# Assignment
Could you return the whole listing, character for character?

# Material for this task
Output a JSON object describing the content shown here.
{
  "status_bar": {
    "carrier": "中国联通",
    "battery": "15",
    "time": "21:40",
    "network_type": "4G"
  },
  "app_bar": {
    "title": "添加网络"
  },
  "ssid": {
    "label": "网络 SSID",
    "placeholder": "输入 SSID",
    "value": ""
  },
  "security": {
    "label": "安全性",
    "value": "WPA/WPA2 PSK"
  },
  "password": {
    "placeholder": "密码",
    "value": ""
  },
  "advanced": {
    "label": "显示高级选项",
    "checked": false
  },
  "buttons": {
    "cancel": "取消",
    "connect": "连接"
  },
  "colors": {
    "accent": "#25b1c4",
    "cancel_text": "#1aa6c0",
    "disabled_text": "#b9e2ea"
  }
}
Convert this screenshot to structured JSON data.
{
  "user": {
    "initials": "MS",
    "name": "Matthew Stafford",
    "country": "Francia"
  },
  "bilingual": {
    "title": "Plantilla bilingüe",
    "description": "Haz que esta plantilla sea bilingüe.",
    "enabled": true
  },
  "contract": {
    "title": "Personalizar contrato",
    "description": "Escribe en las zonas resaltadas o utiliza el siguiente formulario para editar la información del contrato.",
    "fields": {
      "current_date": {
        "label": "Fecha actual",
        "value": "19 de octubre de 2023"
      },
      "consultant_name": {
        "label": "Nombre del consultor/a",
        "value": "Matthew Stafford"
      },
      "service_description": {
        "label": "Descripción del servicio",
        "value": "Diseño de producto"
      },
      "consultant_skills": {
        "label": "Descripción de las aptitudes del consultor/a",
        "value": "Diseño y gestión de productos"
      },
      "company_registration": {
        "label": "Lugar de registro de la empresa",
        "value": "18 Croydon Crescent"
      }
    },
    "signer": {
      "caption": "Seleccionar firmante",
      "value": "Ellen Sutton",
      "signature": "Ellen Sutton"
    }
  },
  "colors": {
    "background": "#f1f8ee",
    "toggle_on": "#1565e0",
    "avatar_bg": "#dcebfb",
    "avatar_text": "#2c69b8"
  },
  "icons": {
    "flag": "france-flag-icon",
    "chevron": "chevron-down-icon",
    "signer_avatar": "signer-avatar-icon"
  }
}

# Answer section
Output a JSON object describing the content shown here.
{
  "status_bar": {
    "carrier": "中国联通",
    "battery": "15",
    "time": "21:40",
    "network_type": "4G"
  },
  "app_bar": {
    "title": "添加网络"
  },
  "ssid": {
    "label": "网络 SSID",
    "placeholder": "输入 SSID",
    "value": ""
  },
  "security": {
    "label": "安全性",
    "value": "WPA/WPA2 PSK"
  },
  "password": {
    "placeholder": "密码",
    "value": ""
  },
  "advanced": {
    "label": "显示高级选项",
    "checked": false
  },
  "buttons": {
    "cancel": "取消",
    "connect": "连接"
  },
  "colors": {
    "accent": "#25b1c4",
    "cancel_text": "#1aa6c0",
    "disabled_text": "#b9e2ea"
  }
}
Convert this screenshot to structured JSON data.
{
  "user": {
    "initials": "MS",
    "name": "Matthew Stafford",
    "country": "Francia"
  },
  "bilingual": {
    "title": "Plantilla bilingüe",
    "description": "Haz que esta plantilla sea bilingüe.",
    "enabled": true
  },
  "contract": {
    "title": "Personalizar contrato",
    "description": "Escribe en las zonas resaltadas o utiliza el siguiente formulario para editar la información del contrato.",
    "fields": {
      "current_date": {
        "label": "Fecha actual",
        "value": "19 de octubre de 2023"
      },
      "consultant_name": {
        "label": "Nombre del consultor/a",
        "value": "Matthew Stafford"
      },
      "service_description": {
        "label": "Descripción del servicio",
        "value": "Diseño de producto"
      },
      "consultant_skills": {
        "label": "Descripción de las aptitudes del consultor/a",
        "value": "Diseño y gestión de productos"
      },
      "company_registration": {
        "label": "Lugar de registro de la empresa",
        "value": "18 Croydon Crescent"
      }
    },
    "signer": {
      "caption": "Seleccionar firmante",
      "value": "Ellen Sutton",
      "signature": "Ellen Sutton"
    }
  },
  "colors": {
    "background": "#f1f8ee",
    "toggle_on": "#1565e0",
    "avatar_bg": "#dcebfb",
    "avatar_text": "#2c69b8"
  },
  "icons": {
    "flag": "france-flag-icon",
    "chevron": "chevron-down-icon",
    "signer_avatar": "signer-avatar-icon"
  }
}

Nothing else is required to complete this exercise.